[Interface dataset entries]
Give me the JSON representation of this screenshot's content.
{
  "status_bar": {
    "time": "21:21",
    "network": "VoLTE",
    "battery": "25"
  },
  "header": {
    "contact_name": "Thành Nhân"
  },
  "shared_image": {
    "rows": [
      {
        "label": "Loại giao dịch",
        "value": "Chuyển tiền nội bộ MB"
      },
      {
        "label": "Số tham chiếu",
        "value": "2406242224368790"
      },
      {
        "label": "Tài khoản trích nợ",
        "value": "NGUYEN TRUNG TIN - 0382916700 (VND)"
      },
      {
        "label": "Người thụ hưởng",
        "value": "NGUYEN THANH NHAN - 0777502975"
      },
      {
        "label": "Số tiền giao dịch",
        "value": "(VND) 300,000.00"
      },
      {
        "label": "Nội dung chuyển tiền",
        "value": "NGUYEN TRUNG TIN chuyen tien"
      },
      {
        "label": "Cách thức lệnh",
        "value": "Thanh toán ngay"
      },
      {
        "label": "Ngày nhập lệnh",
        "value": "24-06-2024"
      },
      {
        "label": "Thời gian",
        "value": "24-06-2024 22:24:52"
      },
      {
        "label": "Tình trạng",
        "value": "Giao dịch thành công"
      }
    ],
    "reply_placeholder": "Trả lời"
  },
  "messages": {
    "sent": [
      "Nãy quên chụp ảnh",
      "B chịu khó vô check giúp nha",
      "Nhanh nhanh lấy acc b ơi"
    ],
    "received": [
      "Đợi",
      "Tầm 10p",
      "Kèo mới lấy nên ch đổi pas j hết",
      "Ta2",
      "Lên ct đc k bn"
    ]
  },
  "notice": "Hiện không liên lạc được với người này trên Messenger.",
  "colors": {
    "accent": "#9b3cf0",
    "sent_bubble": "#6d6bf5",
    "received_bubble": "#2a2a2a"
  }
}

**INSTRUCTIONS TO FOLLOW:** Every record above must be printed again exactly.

**ANSWER SECTION:**
Give me the JSON representation of this screenshot's content.
{
  "status_bar": {
    "time": "21:21",
    "network": "VoLTE",
    "battery": "25"
  },
  "header": {
    "contact_name": "Thành Nhân"
  },
  "shared_image": {
    "rows": [
      {
        "label": "Loại giao dịch",
        "value": "Chuyển tiền nội bộ MB"
      },
      {
        "label": "Số tham chiếu",
        "value": "2406242224368790"
      },
      {
        "label": "Tài khoản trích nợ",
        "value": "NGUYEN TRUNG TIN - 0382916700 (VND)"
      },
      {
        "label": "Người thụ hưởng",
        "value": "NGUYEN THANH NHAN - 0777502975"
      },
      {
        "label": "Số tiền giao dịch",
        "value": "(VND) 300,000.00"
      },
      {
        "label": "Nội dung chuyển tiền",
        "value": "NGUYEN TRUNG TIN chuyen tien"
      },
      {
        "label": "Cách thức lệnh",
        "value": "Thanh toán ngay"
      },
      {
        "label": "Ngày nhập lệnh",
        "value": "24-06-2024"
      },
      {
        "label": "Thời gian",
        "value": "24-06-2024 22:24:52"
      },
      {
        "label": "Tình trạng",
        "value": "Giao dịch thành công"
      }
    ],
    "reply_placeholder": "Trả lời"
  },
  "messages": {
    "sent": [
      "Nãy quên chụp ảnh",
      "B chịu khó vô check giúp nha",
      "Nhanh nhanh lấy acc b ơi"
    ],
    "received": [
      "Đợi",
      "Tầm 10p",
      "Kèo mới lấy nên ch đổi pas j hết",
      "Ta2",
      "Lên ct đc k bn"
    ]
  },
  "notice": "Hiện không liên lạc được với người này trên Messenger.",
  "colors": {
    "accent": "#9b3cf0",
    "sent_bubble": "#6d6bf5",
    "received_bubble": "#2a2a2a"
  }
}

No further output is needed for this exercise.